Let’s sort out the priorities first, and decide the type of content marketing candidates you want to recruit. From exceptional research skills to storytelling, communication skills, relationship building, audience engagement, and more capabilities must be comprehensively considered. Identify and break down the skill requirements for Content Marketers:
Forming a candidate persona by answering all these questions would ensure you are not shooting in the dark while sourcing candidates. Further, it helps you determine the traits of the ideal candidate, and plan your sourcing and recruitment strategy further.
Next step is determining your role requirements suiting primarily to organizational needs and business goals. A content marketing professional is expected to own the entire content strategy, creation, and distribution. But what about your business’s unique requirements?
You might need someone comfortable with frequently creating long-form content pieces like blogs, ebooks, or whitepapers, or creating engaging video content based on your industry trends.
Talk to various relevant stakeholders for seeking the complete detailed company requirements for the role.
Before you enter the recruitment funnel, outline your talent acquisition process. Identify various strategies, channels, and other informational insights you would need – and maintain a collaborative document.
As you update the tactics and tweak your recruitment process for meeting hiring requirements optimally – keep your document up to date.
Once you have finalized the role requirements with respect to your current content marketing goals and team, you can start sourcing candidates. Preparing the job description is the first task you’ll need to do.
Here are the necessary components you must have in your job description:
The job of a Content Marketer is to perform competitor research, create user persona, and write plagiarism-free content for blog articles, social media, and the company website. They need to stay updated on the latest SEO techniques.
Once you have the tailored job description in hand, it’s now time to do the groundwork and source candidates. Create an attractive job post to promote your job across job boards and social channels.
Prepare an impactful job post and also execute paid job ad campaigns if required. The next step would be promoting your jobs on various job boards and hiring platforms. You can leverage the following platforms for hiring Content Marketers:
Not to forget - almost 3/4th of the workforce includes passive candidates, so you cannot miss out on passive talent sourcing as well. Reach out to qualified candidates on communities, LinkedIn, Twitter, and even Facebook to offer them suitable opportunities.

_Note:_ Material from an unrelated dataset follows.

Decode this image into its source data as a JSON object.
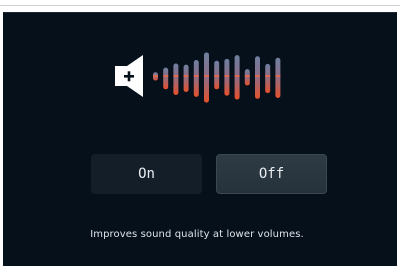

Once you have filtered candidates based on their experience and skills listed on their profile, it’s time to evaluate them deeply. Ask them to create a content strategy for your website, along with a value-adding content piece like a small blog. The topic of the article must fall within the scope of the strategy.

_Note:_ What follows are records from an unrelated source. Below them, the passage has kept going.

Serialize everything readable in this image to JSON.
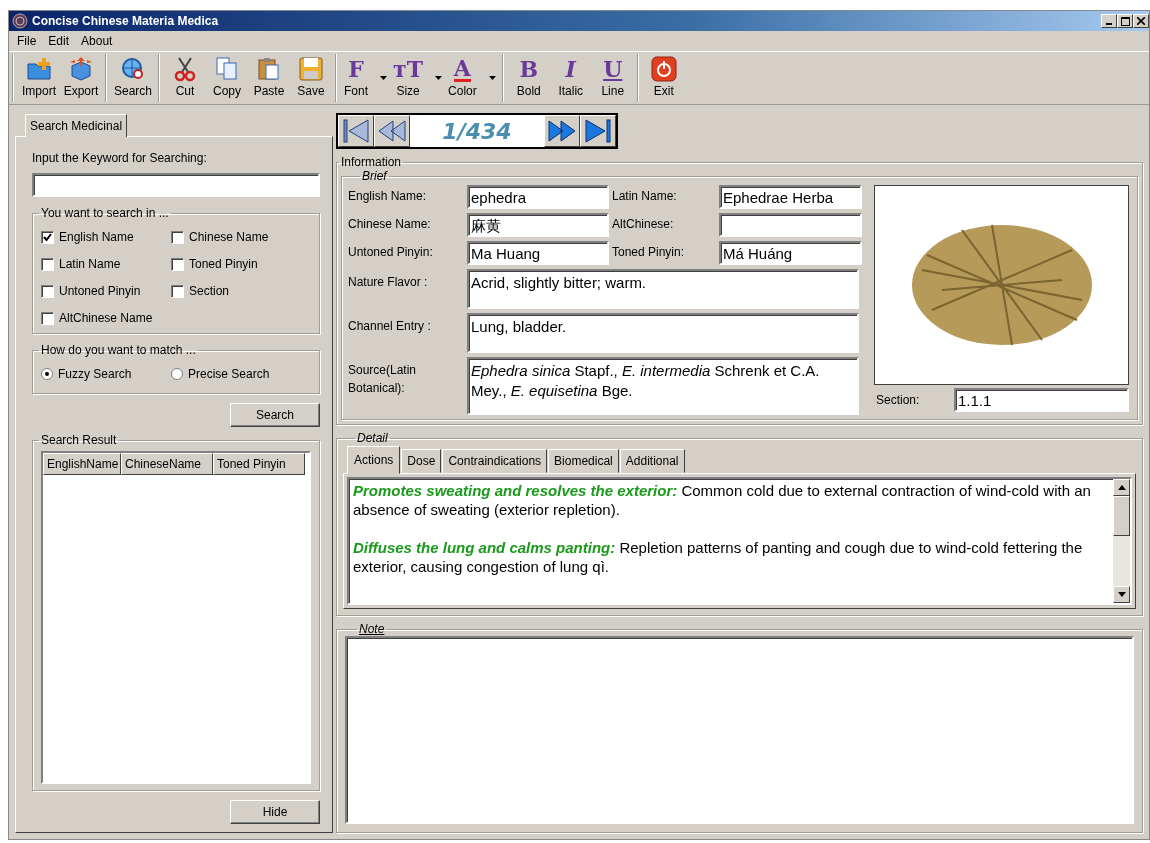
{
  "window": {
    "title": "Concise Chinese Materia Medica"
  },
  "menu": [
    {
      "label": "File"
    },
    {
      "label": "Edit"
    },
    {
      "label": "About"
    }
  ],
  "toolbar": [
    [
      {
        "kind": "import",
        "label": "Import",
        "dropdown": false
      },
      {
        "kind": "export",
        "label": "Export",
        "dropdown": false
      }
    ],
    [
      {
        "kind": "search",
        "label": "Search",
        "dropdown": false
      }
    ],
    [
      {
        "kind": "cut",
        "label": "Cut",
        "dropdown": false
      },
      {
        "kind": "copy",
        "label": "Copy",
        "dropdown": false
      },
      {
        "kind": "paste",
        "label": "Paste",
        "dropdown": false
      },
      {
        "kind": "save",
        "label": "Save",
        "dropdown": false
      }
    ],
    [
      {
        "kind": "font",
        "label": "Font",
        "glyph": "F",
        "dropdown": true
      },
      {
        "kind": "size",
        "label": "Size",
        "glyph": "ᴛT",
        "dropdown": true
      },
      {
        "kind": "color",
        "label": "Color",
        "glyph": "A",
        "dropdown": true
      }
    ],
    [
      {
        "kind": "bold",
        "label": "Bold",
        "glyph": "B",
        "dropdown": false
      },
      {
        "kind": "italic",
        "label": "Italic",
        "glyph": "I",
        "dropdown": false
      },
      {
        "kind": "underline",
        "label": "Line",
        "glyph": "U",
        "dropdown": false
      }
    ],
    [
      {
        "kind": "exit",
        "label": "Exit",
        "dropdown": false
      }
    ]
  ],
  "search_panel": {
    "tab": {
      "label": "Search Medicinal",
      "selected": true
    },
    "keyword_label": "Input the Keyword for Searching:",
    "search_in": {
      "title": "You want to search in ...",
      "options": [
        {
          "label": "English Name",
          "checked": true
        },
        {
          "label": "Chinese Name",
          "checked": false
        },
        {
          "label": "Latin Name",
          "checked": false
        },
        {
          "label": "Toned Pinyin",
          "checked": false
        },
        {
          "label": "Untoned Pinyin",
          "checked": false
        },
        {
          "label": "Section",
          "checked": false
        },
        {
          "label": "AltChinese Name",
          "checked": false
        }
      ]
    },
    "match": {
      "title": "How do you want to match ...",
      "options": [
        {
          "label": "Fuzzy Search",
          "selected": true
        },
        {
          "label": "Precise Search",
          "selected": false
        }
      ]
    },
    "search_button": "Search",
    "results": {
      "title": "Search Result",
      "columns": [
        "EnglishName",
        "ChineseName",
        "Toned Pinyin"
      ]
    },
    "hide_button": "Hide"
  },
  "navigator": {
    "page": "1/434"
  },
  "information": {
    "title": "Information",
    "brief": {
      "title": "Brief",
      "fields": [
        {
          "label": "English Name:",
          "value": "ephedra"
        },
        {
          "label": "Latin Name:",
          "value": "Ephedrae Herba"
        },
        {
          "label": "Chinese Name:",
          "value": "麻黄"
        },
        {
          "label": "AltChinese:"
        },
        {
          "label": "Untoned Pinyin:",
          "value": "Ma Huang"
        },
        {
          "label": "Toned Pinyin:",
          "value": "Má Huáng"
        }
      ],
      "long_fields": [
        {
          "label": "Nature Flavor :",
          "value": "Acrid, slightly bitter; warm."
        },
        {
          "label": "Channel Entry :",
          "value": "Lung, bladder."
        },
        {
          "label": "Source(Latin Botanical):",
          "value": "*Ephedra sinica* Stapf., *E. intermedia* Schrenk et C.A. Mey., *E. equisetina* Bge."
        }
      ],
      "section": {
        "label": "Section:",
        "value": "1.1.1"
      }
    }
  },
  "detail": {
    "title": "Detail",
    "tabs": [
      {
        "label": "Actions",
        "selected": true
      },
      {
        "label": "Dose",
        "selected": false
      },
      {
        "label": "Contraindications",
        "selected": false
      },
      {
        "label": "Biomedical",
        "selected": false
      },
      {
        "label": "Additional",
        "selected": false
      }
    ],
    "paragraphs": [
      {
        "heading": "Promotes sweating and resolves the exterior:",
        "text": " Common cold due to external contraction of wind-cold with an absence of sweating (exterior repletion)."
      },
      {
        "heading": "Diffuses the lung and calms panting:",
        "text": " Repletion patterns of panting and cough due to wind-cold fettering the exterior, causing congestion of lung qì."
      }
    ]
  },
  "note": {
    "title": "Note"
  }
}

Interview the candidates whose profiles got shortlisted. Keep in mind the parameters covering skills, relevant experience, and personality traits of candidates.

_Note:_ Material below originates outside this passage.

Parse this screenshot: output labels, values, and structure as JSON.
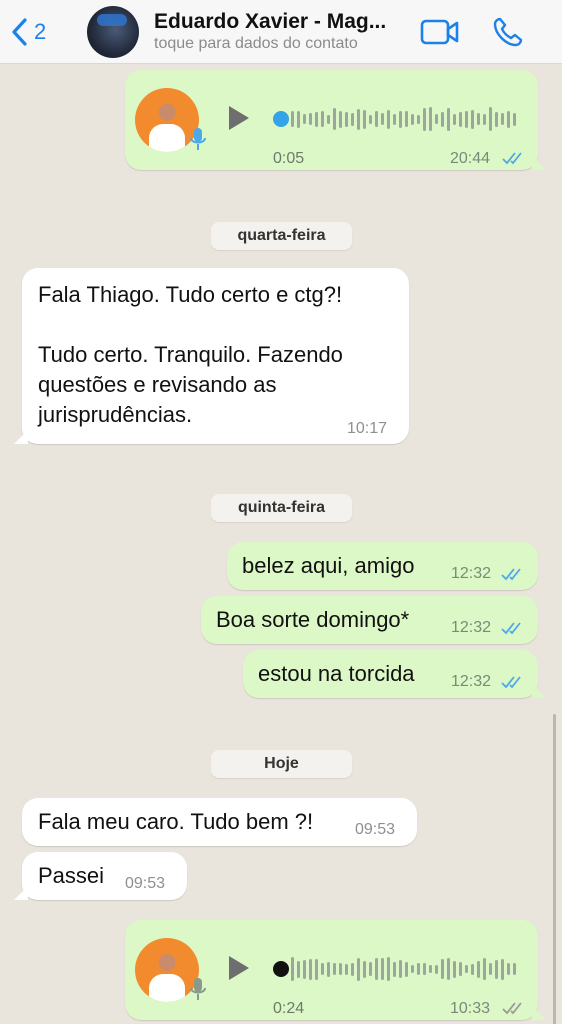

Reach out to selected Content Marketers and communicate about the compensation.
Further, extend your offer letter to all the candidates who have been selected. In the case of passive sourcing, extend to only those who were aligned with you on the compensation and are willing to move forward.
Ensure having a deadline for the joining date and mention the necessary documents required by your recruiting team.
Inbound candidate sourcing doesn’t work effectively anymore. Do you also find challenges in closing quality candidates through job posts even after spending on ads?
Don’t worry, passive candidate sourcing can be an optimal solution for hiring top content marketing candidates.
Nurturebox is a one-stop talent sourcing and engagement platform which is powered by automation. Here’s how you can source product managers from LinkedIn using Nurturebox: